**Task instructions:** Only the text of the records below belongs in the answer, copied exactly, with pictures omitted.

[Element data from apps and pages]
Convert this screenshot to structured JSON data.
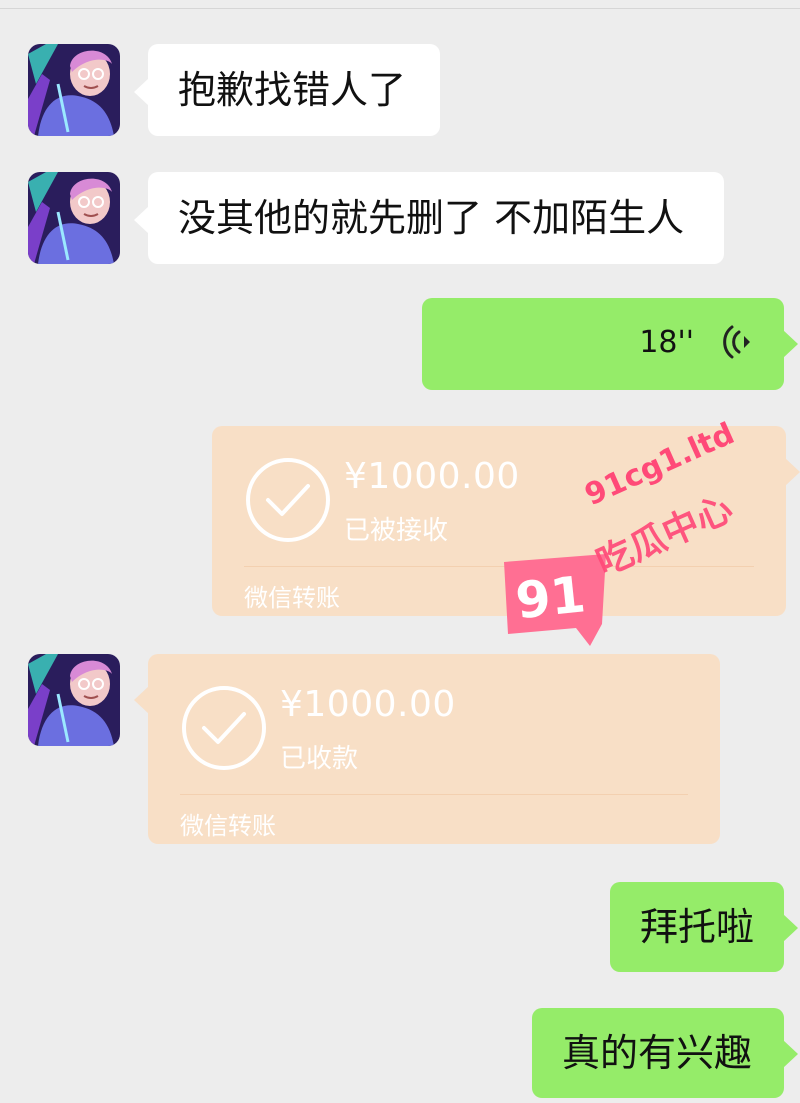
{
  "messages": {
    "m1": {
      "text": "抱歉找错人了"
    },
    "m2": {
      "text": "没其他的就先删了 不加陌生人"
    },
    "voice": {
      "duration": "18''",
      "icon": "voice-waves-icon"
    },
    "transfer_sent": {
      "amount": "¥1000.00",
      "status": "已被接收",
      "source": "微信转账",
      "icon": "check-circle-icon"
    },
    "transfer_received": {
      "amount": "¥1000.00",
      "status": "已收款",
      "source": "微信转账",
      "icon": "check-circle-icon"
    },
    "m3": {
      "text": "拜托啦"
    },
    "m4": {
      "text": "真的有兴趣"
    }
  },
  "watermark": {
    "site": "91cg1.ltd",
    "name": "吃瓜中心",
    "logo": "91"
  },
  "colors": {
    "background": "#ededed",
    "incoming_bubble": "#ffffff",
    "outgoing_bubble": "#95ec69",
    "transfer_bubble": "#f8dfc6",
    "watermark": "#ff4a78"
  }
}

**Result:**
Convert this screenshot to structured JSON data.
{
  "messages": {
    "m1": {
      "text": "抱歉找错人了"
    },
    "m2": {
      "text": "没其他的就先删了 不加陌生人"
    },
    "voice": {
      "duration": "18''",
      "icon": "voice-waves-icon"
    },
    "transfer_sent": {
      "amount": "¥1000.00",
      "status": "已被接收",
      "source": "微信转账",
      "icon": "check-circle-icon"
    },
    "transfer_received": {
      "amount": "¥1000.00",
      "status": "已收款",
      "source": "微信转账",
      "icon": "check-circle-icon"
    },
    "m3": {
      "text": "拜托啦"
    },
    "m4": {
      "text": "真的有兴趣"
    }
  },
  "watermark": {
    "site": "91cg1.ltd",
    "name": "吃瓜中心",
    "logo": "91"
  },
  "colors": {
    "background": "#ededed",
    "incoming_bubble": "#ffffff",
    "outgoing_bubble": "#95ec69",
    "transfer_bubble": "#f8dfc6",
    "watermark": "#ff4a78"
  }
}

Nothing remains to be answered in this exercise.